Eating a cloying yam, a sickly sweet potato, the stringy fibers of an acorn squash, was a feat too far. The taste of orange mealy vegetables made me gag as surely as the trip over the mountains made me car sick. Butter, brown sugar, and marshmallow are for fools. I was not so easily deceived. Yams are the bottom of the fodder rainbow and better left to beasts. Try it, Mom hissed, but I gagged over my plate and she lifted me up by one arm and hustled me away from the table.

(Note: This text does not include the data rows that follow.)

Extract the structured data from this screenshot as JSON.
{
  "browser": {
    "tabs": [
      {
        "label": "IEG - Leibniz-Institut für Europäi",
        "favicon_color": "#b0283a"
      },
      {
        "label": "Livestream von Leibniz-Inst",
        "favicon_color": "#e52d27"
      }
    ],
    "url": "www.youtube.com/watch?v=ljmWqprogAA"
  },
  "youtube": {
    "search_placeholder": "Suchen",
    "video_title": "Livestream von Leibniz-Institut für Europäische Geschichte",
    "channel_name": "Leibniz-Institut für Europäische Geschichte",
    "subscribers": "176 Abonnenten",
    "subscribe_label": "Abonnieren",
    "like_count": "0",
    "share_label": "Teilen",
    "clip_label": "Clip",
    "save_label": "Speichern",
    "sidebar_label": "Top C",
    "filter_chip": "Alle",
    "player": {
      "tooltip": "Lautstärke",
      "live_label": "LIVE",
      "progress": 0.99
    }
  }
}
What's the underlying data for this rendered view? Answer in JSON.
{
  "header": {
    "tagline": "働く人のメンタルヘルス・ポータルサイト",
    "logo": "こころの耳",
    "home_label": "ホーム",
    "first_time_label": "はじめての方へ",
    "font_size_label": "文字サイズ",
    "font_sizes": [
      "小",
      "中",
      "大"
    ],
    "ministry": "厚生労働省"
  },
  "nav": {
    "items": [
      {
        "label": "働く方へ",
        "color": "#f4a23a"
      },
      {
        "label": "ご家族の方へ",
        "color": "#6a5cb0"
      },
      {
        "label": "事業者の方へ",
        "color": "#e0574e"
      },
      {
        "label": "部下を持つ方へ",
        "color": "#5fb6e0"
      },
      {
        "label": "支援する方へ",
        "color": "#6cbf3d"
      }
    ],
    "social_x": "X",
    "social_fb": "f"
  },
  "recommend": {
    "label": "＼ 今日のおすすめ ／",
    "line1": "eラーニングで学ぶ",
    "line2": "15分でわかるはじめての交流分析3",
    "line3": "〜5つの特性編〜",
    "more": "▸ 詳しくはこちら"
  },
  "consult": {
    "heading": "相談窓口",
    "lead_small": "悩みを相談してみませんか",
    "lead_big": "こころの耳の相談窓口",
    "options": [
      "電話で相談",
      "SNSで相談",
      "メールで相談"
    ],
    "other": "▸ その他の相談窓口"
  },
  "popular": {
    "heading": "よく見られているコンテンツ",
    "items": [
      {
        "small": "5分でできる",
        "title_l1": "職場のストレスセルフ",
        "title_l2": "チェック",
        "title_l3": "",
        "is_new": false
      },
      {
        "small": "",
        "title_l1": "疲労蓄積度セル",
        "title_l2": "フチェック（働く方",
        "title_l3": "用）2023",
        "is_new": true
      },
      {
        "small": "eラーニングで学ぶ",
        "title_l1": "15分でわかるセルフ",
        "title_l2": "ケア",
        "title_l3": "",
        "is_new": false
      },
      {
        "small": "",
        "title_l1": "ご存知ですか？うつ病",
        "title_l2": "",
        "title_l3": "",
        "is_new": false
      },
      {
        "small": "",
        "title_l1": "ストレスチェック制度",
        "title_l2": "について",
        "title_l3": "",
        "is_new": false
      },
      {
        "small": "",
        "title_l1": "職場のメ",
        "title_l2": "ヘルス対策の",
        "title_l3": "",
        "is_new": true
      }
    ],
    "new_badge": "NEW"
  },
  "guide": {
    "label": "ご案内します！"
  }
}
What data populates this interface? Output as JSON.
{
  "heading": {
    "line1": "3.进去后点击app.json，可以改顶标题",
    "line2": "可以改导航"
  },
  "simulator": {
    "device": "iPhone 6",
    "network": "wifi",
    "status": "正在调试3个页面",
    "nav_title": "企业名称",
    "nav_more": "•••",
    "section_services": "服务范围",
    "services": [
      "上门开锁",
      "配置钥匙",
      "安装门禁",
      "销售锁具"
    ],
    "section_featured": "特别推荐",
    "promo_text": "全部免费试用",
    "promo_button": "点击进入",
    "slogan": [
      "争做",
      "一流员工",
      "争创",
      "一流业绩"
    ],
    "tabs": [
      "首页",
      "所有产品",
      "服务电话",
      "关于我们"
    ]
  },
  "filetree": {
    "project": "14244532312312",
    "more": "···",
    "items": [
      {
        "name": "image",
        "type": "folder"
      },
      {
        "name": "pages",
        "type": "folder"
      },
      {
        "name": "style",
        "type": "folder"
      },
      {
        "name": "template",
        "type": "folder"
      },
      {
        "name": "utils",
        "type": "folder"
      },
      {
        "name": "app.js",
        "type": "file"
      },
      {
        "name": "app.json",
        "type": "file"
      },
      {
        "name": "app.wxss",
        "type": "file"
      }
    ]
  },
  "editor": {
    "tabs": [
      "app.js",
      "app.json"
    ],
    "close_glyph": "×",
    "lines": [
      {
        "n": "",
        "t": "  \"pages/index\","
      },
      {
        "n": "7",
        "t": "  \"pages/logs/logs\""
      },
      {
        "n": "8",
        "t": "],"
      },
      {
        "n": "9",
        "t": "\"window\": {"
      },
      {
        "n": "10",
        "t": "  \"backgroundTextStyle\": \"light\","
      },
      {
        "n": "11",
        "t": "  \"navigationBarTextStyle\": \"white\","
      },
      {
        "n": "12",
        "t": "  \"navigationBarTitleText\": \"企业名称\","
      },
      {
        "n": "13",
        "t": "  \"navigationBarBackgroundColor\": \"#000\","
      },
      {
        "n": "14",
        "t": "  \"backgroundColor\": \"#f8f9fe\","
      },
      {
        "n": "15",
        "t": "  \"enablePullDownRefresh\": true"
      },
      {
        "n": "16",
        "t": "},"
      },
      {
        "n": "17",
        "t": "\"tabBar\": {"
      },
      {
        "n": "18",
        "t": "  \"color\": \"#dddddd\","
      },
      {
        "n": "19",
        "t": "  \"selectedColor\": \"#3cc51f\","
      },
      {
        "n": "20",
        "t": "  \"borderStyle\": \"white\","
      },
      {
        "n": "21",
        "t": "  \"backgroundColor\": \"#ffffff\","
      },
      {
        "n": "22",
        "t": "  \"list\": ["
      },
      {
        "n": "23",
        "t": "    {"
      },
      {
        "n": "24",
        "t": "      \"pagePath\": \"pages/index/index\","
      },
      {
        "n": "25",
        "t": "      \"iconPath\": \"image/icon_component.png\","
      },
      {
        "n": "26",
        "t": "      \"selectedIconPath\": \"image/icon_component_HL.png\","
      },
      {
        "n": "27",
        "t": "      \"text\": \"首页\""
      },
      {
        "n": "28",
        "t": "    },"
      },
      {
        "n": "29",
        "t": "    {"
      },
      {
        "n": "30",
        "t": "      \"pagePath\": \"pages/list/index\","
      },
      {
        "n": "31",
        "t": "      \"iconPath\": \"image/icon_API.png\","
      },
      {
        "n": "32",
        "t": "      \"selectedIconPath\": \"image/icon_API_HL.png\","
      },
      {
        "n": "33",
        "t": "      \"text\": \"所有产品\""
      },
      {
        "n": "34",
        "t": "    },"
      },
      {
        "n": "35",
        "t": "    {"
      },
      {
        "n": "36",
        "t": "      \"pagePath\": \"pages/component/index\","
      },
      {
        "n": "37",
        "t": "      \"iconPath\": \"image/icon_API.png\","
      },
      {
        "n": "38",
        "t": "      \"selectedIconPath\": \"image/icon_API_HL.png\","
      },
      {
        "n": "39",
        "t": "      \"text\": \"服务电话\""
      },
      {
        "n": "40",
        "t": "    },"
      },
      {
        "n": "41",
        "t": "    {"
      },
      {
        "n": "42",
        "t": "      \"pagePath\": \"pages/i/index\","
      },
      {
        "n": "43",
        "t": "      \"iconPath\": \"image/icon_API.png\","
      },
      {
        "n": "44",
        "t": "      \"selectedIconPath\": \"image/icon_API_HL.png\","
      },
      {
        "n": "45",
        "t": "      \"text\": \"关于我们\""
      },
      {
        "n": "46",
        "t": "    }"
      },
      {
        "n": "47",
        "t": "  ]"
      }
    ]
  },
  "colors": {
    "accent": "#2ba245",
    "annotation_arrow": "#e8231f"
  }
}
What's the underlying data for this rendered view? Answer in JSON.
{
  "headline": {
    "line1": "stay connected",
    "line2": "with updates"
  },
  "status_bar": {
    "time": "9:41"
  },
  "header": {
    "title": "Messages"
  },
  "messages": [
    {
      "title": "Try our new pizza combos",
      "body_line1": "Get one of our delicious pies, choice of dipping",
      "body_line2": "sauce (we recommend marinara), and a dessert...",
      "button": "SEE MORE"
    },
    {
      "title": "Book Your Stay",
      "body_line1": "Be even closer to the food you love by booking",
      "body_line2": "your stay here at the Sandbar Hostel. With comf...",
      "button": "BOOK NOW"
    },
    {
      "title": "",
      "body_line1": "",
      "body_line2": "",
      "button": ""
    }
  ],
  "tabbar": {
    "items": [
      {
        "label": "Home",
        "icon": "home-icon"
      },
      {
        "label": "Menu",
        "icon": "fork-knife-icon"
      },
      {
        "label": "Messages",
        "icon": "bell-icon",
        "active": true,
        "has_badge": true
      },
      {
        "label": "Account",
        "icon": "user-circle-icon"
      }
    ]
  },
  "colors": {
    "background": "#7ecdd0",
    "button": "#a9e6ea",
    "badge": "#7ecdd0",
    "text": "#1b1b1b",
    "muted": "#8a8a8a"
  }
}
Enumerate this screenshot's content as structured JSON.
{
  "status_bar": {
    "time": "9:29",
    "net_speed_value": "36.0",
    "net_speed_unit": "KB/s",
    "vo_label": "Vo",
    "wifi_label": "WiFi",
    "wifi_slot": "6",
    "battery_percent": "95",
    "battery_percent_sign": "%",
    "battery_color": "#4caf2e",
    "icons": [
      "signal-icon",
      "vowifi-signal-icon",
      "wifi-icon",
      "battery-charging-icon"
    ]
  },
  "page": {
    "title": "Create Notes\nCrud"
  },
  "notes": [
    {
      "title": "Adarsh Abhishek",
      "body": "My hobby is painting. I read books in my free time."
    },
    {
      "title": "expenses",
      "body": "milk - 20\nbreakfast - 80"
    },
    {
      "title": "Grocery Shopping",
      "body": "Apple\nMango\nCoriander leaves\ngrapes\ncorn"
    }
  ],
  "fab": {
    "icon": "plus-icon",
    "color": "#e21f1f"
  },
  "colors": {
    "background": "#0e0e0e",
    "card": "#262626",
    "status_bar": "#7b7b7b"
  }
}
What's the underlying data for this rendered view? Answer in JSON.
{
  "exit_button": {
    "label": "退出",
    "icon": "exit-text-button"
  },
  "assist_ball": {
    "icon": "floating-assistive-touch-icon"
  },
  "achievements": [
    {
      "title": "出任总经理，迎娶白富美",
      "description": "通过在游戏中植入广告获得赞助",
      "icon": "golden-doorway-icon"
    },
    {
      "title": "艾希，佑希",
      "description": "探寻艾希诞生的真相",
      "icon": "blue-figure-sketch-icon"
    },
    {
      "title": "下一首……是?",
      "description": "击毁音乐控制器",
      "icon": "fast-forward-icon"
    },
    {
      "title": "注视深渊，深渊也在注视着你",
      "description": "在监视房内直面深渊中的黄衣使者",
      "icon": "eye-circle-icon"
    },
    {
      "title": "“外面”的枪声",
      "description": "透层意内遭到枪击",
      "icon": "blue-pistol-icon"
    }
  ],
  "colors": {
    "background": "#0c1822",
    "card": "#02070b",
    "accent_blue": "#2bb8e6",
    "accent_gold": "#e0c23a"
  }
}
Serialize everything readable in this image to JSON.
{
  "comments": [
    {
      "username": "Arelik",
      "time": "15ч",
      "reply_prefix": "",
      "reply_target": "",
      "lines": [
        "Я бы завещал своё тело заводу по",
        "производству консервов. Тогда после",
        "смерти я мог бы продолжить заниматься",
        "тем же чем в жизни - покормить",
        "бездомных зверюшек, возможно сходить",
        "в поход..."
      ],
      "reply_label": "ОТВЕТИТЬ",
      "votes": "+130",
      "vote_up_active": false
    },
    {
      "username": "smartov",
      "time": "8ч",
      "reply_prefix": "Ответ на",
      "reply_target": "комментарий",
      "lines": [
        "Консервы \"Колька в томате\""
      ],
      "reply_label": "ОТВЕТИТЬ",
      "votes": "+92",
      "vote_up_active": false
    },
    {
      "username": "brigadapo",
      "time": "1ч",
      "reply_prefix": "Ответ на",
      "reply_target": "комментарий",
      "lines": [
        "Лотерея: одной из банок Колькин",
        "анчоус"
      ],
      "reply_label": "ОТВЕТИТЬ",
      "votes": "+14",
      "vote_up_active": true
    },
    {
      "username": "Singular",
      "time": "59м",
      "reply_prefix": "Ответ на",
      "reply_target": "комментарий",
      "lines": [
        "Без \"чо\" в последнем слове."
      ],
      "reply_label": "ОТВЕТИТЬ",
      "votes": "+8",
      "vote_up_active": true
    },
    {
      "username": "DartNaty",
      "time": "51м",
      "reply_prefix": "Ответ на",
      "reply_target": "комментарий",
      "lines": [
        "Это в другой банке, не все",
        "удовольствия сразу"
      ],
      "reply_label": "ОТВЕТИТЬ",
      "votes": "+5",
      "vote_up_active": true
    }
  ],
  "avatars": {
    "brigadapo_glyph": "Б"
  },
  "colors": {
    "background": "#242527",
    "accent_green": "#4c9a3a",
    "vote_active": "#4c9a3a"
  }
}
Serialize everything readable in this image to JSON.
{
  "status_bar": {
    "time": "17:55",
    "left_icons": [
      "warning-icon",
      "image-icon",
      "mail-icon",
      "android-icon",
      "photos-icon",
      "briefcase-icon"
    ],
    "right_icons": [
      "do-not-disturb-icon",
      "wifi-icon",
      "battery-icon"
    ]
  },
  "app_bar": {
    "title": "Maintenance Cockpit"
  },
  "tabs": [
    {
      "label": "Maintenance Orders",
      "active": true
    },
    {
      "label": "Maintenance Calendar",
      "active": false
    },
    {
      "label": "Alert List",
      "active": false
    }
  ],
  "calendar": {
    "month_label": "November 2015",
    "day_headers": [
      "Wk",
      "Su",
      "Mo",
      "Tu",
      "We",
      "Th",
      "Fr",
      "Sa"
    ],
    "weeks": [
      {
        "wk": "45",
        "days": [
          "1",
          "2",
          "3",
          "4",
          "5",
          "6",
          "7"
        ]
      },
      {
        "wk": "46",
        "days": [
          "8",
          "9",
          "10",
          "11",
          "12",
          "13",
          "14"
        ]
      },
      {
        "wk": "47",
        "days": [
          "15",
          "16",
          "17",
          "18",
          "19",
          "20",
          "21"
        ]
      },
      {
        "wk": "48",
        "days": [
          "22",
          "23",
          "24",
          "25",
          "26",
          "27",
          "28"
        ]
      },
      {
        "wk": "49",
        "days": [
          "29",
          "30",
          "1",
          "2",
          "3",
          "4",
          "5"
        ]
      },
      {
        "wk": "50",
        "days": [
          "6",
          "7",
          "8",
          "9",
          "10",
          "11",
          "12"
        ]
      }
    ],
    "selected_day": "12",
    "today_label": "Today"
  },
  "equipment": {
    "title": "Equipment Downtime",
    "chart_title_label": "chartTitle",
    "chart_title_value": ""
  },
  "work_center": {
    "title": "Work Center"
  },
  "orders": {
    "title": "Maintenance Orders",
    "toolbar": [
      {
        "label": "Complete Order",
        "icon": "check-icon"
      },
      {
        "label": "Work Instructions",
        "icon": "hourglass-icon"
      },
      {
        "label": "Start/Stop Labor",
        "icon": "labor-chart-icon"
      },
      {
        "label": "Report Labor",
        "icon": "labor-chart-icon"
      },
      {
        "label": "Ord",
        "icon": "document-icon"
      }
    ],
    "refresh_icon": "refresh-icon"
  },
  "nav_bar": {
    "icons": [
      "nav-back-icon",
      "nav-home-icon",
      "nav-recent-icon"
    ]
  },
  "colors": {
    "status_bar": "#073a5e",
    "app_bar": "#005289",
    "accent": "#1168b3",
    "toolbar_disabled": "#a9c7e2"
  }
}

Carving pumpkins for jack-o-lanterns made me retch, reaching down the stinking cavity into a sticky web of seeds smelt of dying earth. Even pumpkin pie, dressed with cream and spice, tastes of swampy rotting entrails. Roasted carrots coated with honey and sesame seed served by loving friends are a problem. I toy during conversation to discreetly hide them under a stray rib of romaine.
“Eat the rainbow,” nutritionists counsel, so I slug down a shot glass of carrot juice every morning and call it good. Autumn markets showcase brimming bins of orange squashes and tubers so I give them wide berth. Cooking magazines displayed at checkout feature glossy butternut and patty pan recipes and I can’t swallow. I look away instead and read the headlines of the tabloids featuring the latest dish on Harry and Meghan.
The first rager of winter bellows in from the Pacific, swirling wind circling southeast in the valley bowl, bends the birch and tears the last frond feathers from the locust. There will be more and they will keep coming.
An inch of rain pounds against the stove cap, wind whistles through the chimney cap, eaves overflow with leaves and water spills broadside. Black moon in a black sign at the end of the Via Combusta, wait for the lights to meet and seed a new turn. Then we will know.
Venus trails and lingers, fingering the Feather and Scales as Maat; she still walks the burning road. The Messenger knows the secrets, where the bodies and the booty lie buried in the bog. The Warrior turns for the third and final battle.
Dress in mist, all the colors of air, to slip between: chalk, slate, smoke blue, steel. Waft through empty spaces like vapor, never noticed by human eyes, observed only by the heron at the river bank who sees and, wishing herself invisible, remains unseen. There is deep pooling water along the trails we tread–sky traps ensnaring clouds and gobbling them whole.
The coipú, the swamp rat, startles as the dog emerges from the mist, slips off the bank and dives underwater. I watch for the creature to surface for air downstream. It is last quarter now, in this cursed Year of the Rat.
Just the weight of a feather~
Even now this landscape is assembling.
The hills darken. The oxen
sleep in their blue yoke,
the fields having been
picked clean, the sheaves
bound evenly and piled at the roadside
among cinquefoil, as the toothed moon rises:
This is the barrenness
of harvest or pestilence.
And the wife leaning out the window
with her hand extended, as in payment,
and the seeds
distinct, gold, calling
Come here, little one
And the soul creeps out of the tree.
American Poet Louise Glück won the 2020 Nobel Prize in Literature